Records contained in a dataset
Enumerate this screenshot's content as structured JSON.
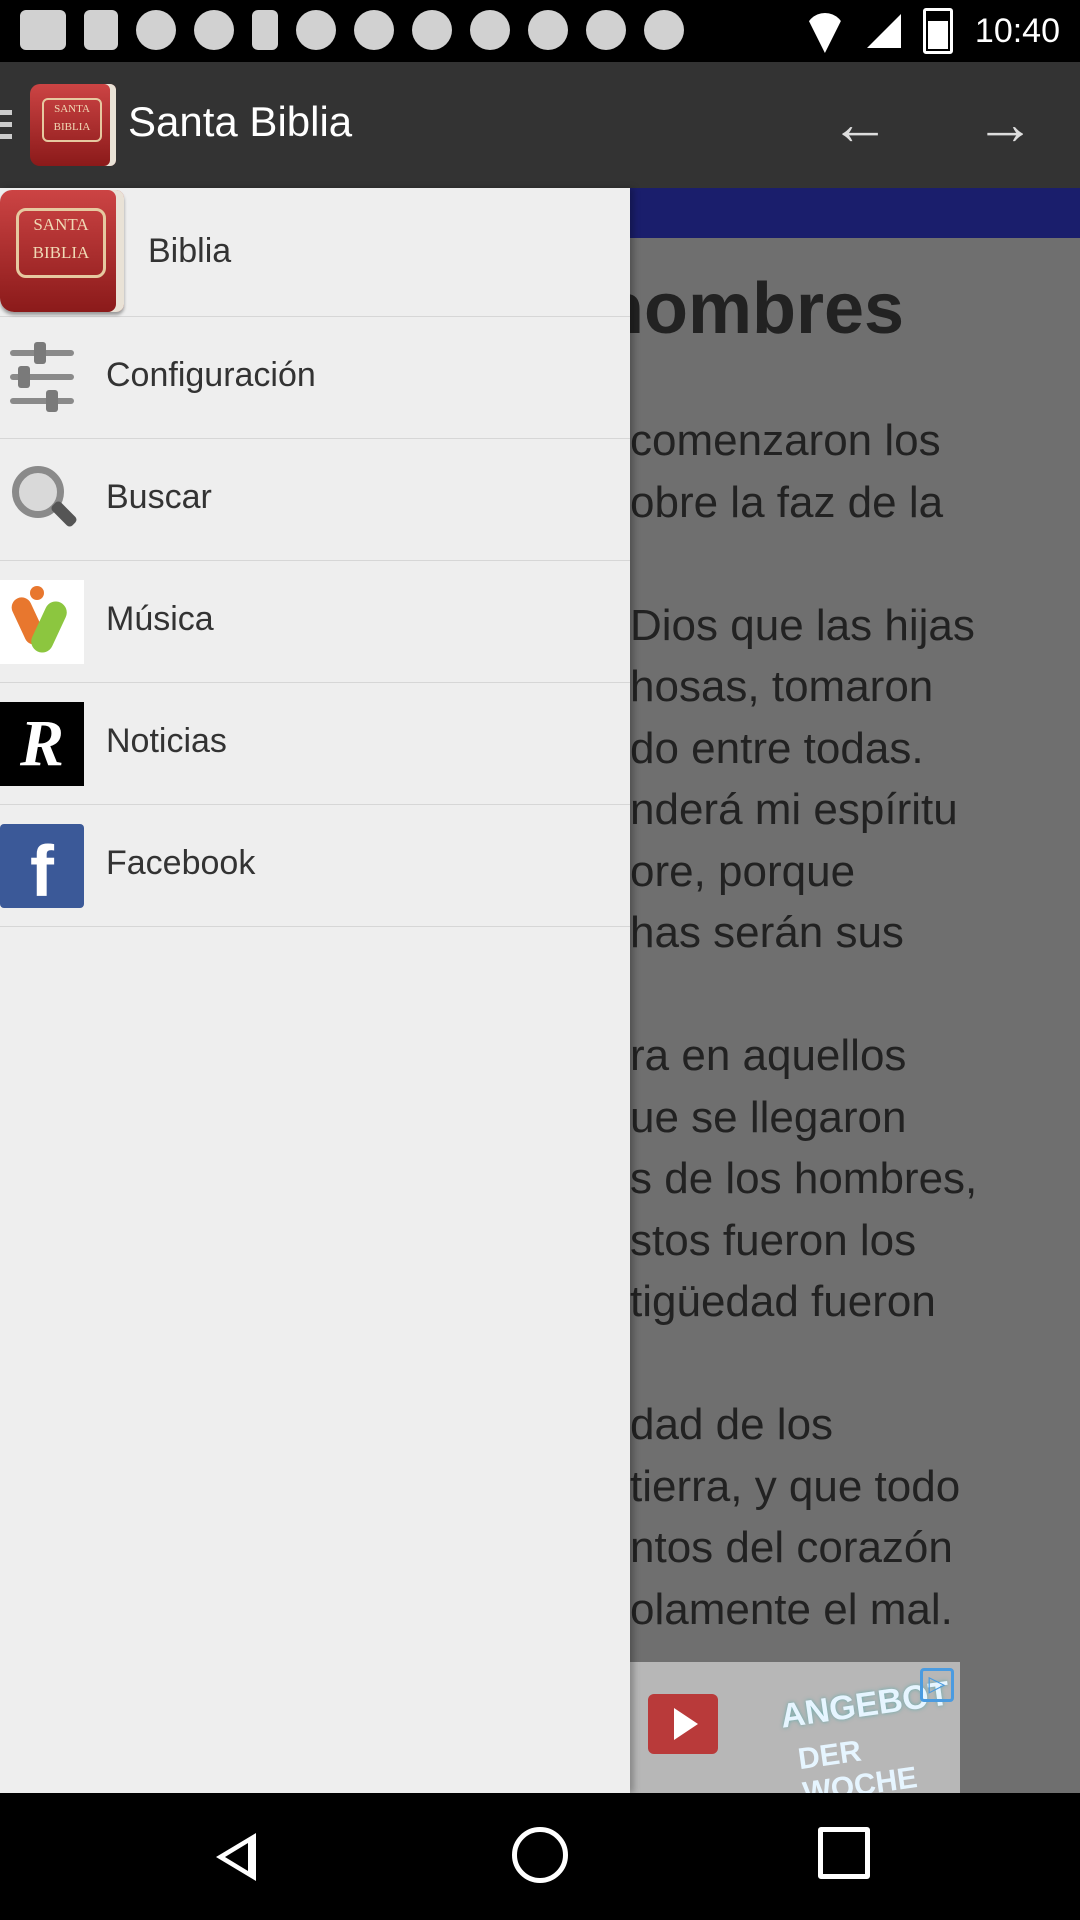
{
  "status_bar": {
    "time": "10:40",
    "notification_icons": [
      "message-icon",
      "flipboard-icon",
      "abc-icon",
      "abc-icon",
      "pin-icon",
      "abc-icon",
      "abc-icon",
      "abc-icon",
      "abc-icon",
      "abc-icon",
      "abc-icon",
      "abc-icon"
    ]
  },
  "app_bar": {
    "title": "Santa Biblia",
    "logo_text": "SANTA BIBLIA",
    "back_arrow": "←",
    "forward_arrow": "→"
  },
  "drawer": {
    "header": {
      "label": "Biblia",
      "logo_text": "SANTA BIBLIA"
    },
    "items": [
      {
        "label": "Configuración",
        "icon": "sliders-icon"
      },
      {
        "label": "Buscar",
        "icon": "search-icon"
      },
      {
        "label": "Música",
        "icon": "music-app-icon"
      },
      {
        "label": "Noticias",
        "icon": "news-app-icon",
        "icon_glyph": "R"
      },
      {
        "label": "Facebook",
        "icon": "facebook-icon",
        "icon_glyph": "f"
      }
    ]
  },
  "content": {
    "heading": "hombres",
    "lines": [
      "comenzaron los",
      "obre la faz de la",
      "",
      "Dios que las hijas",
      "hosas, tomaron",
      "do entre todas.",
      "nderá mi espíritu",
      "ore, porque",
      "has serán sus",
      "",
      "ra en aquellos",
      "ue se llegaron",
      "s de los hombres,",
      "stos fueron los",
      "tigüedad fueron",
      "",
      "dad de los",
      "tierra, y que todo",
      "ntos del corazón",
      "olamente el mal."
    ]
  },
  "ad": {
    "line1": "ANGEBOT",
    "line2": "DER WOCHE"
  },
  "colors": {
    "app_bar": "#333333",
    "drawer_bg": "#eeeeee",
    "content_overlay": "#6f6f6f",
    "content_strip": "#1a1e6c",
    "facebook_blue": "#3b5998"
  }
}
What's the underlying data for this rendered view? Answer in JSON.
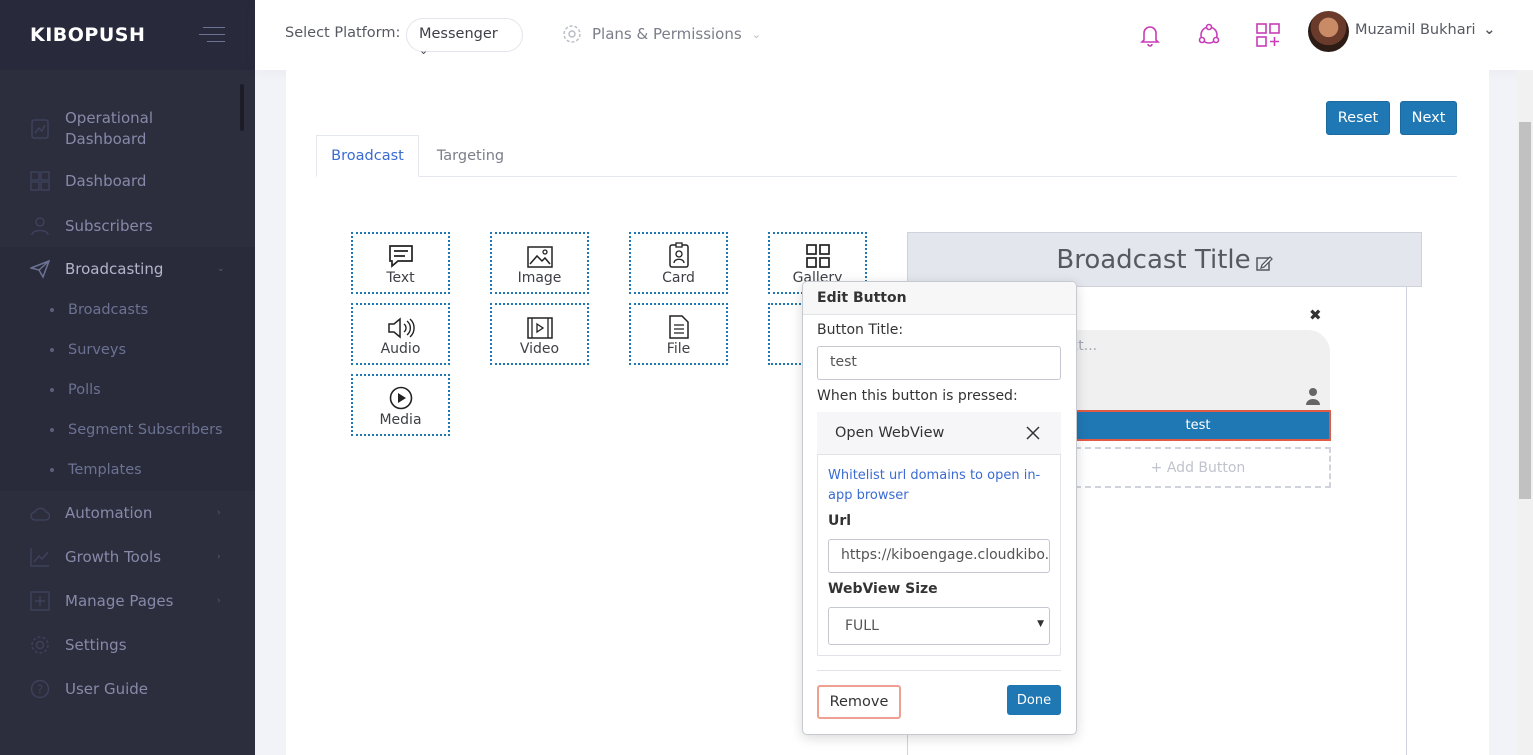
{
  "sidebar": {
    "brand": "KIBOPUSH",
    "items": [
      {
        "label_l1": "Operational",
        "label_l2": "Dashboard",
        "icon": "chart-icon"
      },
      {
        "label": "Dashboard",
        "icon": "dashboard-grid-icon"
      },
      {
        "label": "Subscribers",
        "icon": "user-icon"
      },
      {
        "label": "Broadcasting",
        "icon": "paper-plane-icon"
      },
      {
        "label": "Automation",
        "icon": "cloud-icon"
      },
      {
        "label": "Growth Tools",
        "icon": "line-chart-icon"
      },
      {
        "label": "Manage Pages",
        "icon": "add-page-icon"
      },
      {
        "label": "Settings",
        "icon": "gear-icon"
      },
      {
        "label": "User Guide",
        "icon": "question-icon"
      }
    ],
    "broadcasting_sub": [
      "Broadcasts",
      "Surveys",
      "Polls",
      "Segment Subscribers",
      "Templates"
    ]
  },
  "topbar": {
    "select_platform_label": "Select Platform:",
    "platform_value": "Messenger",
    "plans_label": "Plans & Permissions",
    "user_name": "Muzamil Bukhari",
    "accent_color": "#c83cb8"
  },
  "actions": {
    "reset": "Reset",
    "next": "Next"
  },
  "tabs": [
    "Broadcast",
    "Targeting"
  ],
  "components": [
    {
      "label": "Text",
      "icon": "chat-icon"
    },
    {
      "label": "Image",
      "icon": "image-icon"
    },
    {
      "label": "Card",
      "icon": "card-icon"
    },
    {
      "label": "Gallery",
      "icon": "gallery-icon"
    },
    {
      "label": "Audio",
      "icon": "speaker-icon"
    },
    {
      "label": "Video",
      "icon": "video-icon"
    },
    {
      "label": "File",
      "icon": "file-icon"
    },
    {
      "label": "Media",
      "icon": "play-circle-icon"
    }
  ],
  "preview": {
    "title": "Broadcast Title",
    "text_placeholder": "xt...",
    "button_label": "test",
    "add_button": "+ Add Button"
  },
  "edit_button": {
    "header": "Edit Button",
    "title_label": "Button Title:",
    "title_value": "test",
    "pressed_label": "When this button is pressed:",
    "action": "Open WebView",
    "whitelist_link": "Whitelist url domains to open in-app browser",
    "url_label": "Url",
    "url_value": "https://kiboengage.cloudkibo.co",
    "size_label": "WebView Size",
    "size_value": "FULL",
    "remove": "Remove",
    "done": "Done"
  }
}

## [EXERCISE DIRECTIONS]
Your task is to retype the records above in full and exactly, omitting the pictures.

## [RESULT FOR THIS EXERCISE]
Enumerate this screenshot's content as structured JSON.
{
  "status_bar": {
    "time": "10:40",
    "notification_icons": [
      "message-icon",
      "flipboard-icon",
      "abc-icon",
      "abc-icon",
      "pin-icon",
      "abc-icon",
      "abc-icon",
      "abc-icon",
      "abc-icon",
      "abc-icon",
      "abc-icon",
      "abc-icon"
    ]
  },
  "app_bar": {
    "title": "Santa Biblia",
    "logo_text": "SANTA BIBLIA",
    "back_arrow": "←",
    "forward_arrow": "→"
  },
  "drawer": {
    "header": {
      "label": "Biblia",
      "logo_text": "SANTA BIBLIA"
    },
    "items": [
      {
        "label": "Configuración",
        "icon": "sliders-icon"
      },
      {
        "label": "Buscar",
        "icon": "search-icon"
      },
      {
        "label": "Música",
        "icon": "music-app-icon"
      },
      {
        "label": "Noticias",
        "icon": "news-app-icon",
        "icon_glyph": "R"
      },
      {
        "label": "Facebook",
        "icon": "facebook-icon",
        "icon_glyph": "f"
      }
    ]
  },
  "content": {
    "heading": "hombres",
    "lines": [
      "comenzaron los",
      "obre la faz de la",
      "",
      "Dios que las hijas",
      "hosas, tomaron",
      "do entre todas.",
      "nderá mi espíritu",
      "ore, porque",
      "has serán sus",
      "",
      "ra en aquellos",
      "ue se llegaron",
      "s de los hombres,",
      "stos fueron los",
      "tigüedad fueron",
      "",
      "dad de los",
      "tierra, y que todo",
      "ntos del corazón",
      "olamente el mal."
    ]
  },
  "ad": {
    "line1": "ANGEBOT",
    "line2": "DER WOCHE"
  },
  "colors": {
    "app_bar": "#333333",
    "drawer_bg": "#eeeeee",
    "content_overlay": "#6f6f6f",
    "content_strip": "#1a1e6c",
    "facebook_blue": "#3b5998"
  }
}
What's the underlying data for this rendered view? Answer in JSON.
{
  "sidebar": {
    "brand": "KIBOPUSH",
    "items": [
      {
        "label_l1": "Operational",
        "label_l2": "Dashboard",
        "icon": "chart-icon"
      },
      {
        "label": "Dashboard",
        "icon": "dashboard-grid-icon"
      },
      {
        "label": "Subscribers",
        "icon": "user-icon"
      },
      {
        "label": "Broadcasting",
        "icon": "paper-plane-icon"
      },
      {
        "label": "Automation",
        "icon": "cloud-icon"
      },
      {
        "label": "Growth Tools",
        "icon": "line-chart-icon"
      },
      {
        "label": "Manage Pages",
        "icon": "add-page-icon"
      },
      {
        "label": "Settings",
        "icon": "gear-icon"
      },
      {
        "label": "User Guide",
        "icon": "question-icon"
      }
    ],
    "broadcasting_sub": [
      "Broadcasts",
      "Surveys",
      "Polls",
      "Segment Subscribers",
      "Templates"
    ]
  },
  "topbar": {
    "select_platform_label": "Select Platform:",
    "platform_value": "Messenger",
    "plans_label": "Plans & Permissions",
    "user_name": "Muzamil Bukhari",
    "accent_color": "#c83cb8"
  },
  "actions": {
    "reset": "Reset",
    "next": "Next"
  },
  "tabs": [
    "Broadcast",
    "Targeting"
  ],
  "components": [
    {
      "label": "Text",
      "icon": "chat-icon"
    },
    {
      "label": "Image",
      "icon": "image-icon"
    },
    {
      "label": "Card",
      "icon": "card-icon"
    },
    {
      "label": "Gallery",
      "icon": "gallery-icon"
    },
    {
      "label": "Audio",
      "icon": "speaker-icon"
    },
    {
      "label": "Video",
      "icon": "video-icon"
    },
    {
      "label": "File",
      "icon": "file-icon"
    },
    {
      "label": "Media",
      "icon": "play-circle-icon"
    }
  ],
  "preview": {
    "title": "Broadcast Title",
    "text_placeholder": "xt...",
    "button_label": "test",
    "add_button": "+ Add Button"
  },
  "edit_button": {
    "header": "Edit Button",
    "title_label": "Button Title:",
    "title_value": "test",
    "pressed_label": "When this button is pressed:",
    "action": "Open WebView",
    "whitelist_link": "Whitelist url domains to open in-app browser",
    "url_label": "Url",
    "url_value": "https://kiboengage.cloudkibo.co",
    "size_label": "WebView Size",
    "size_value": "FULL",
    "remove": "Remove",
    "done": "Done"
  }
}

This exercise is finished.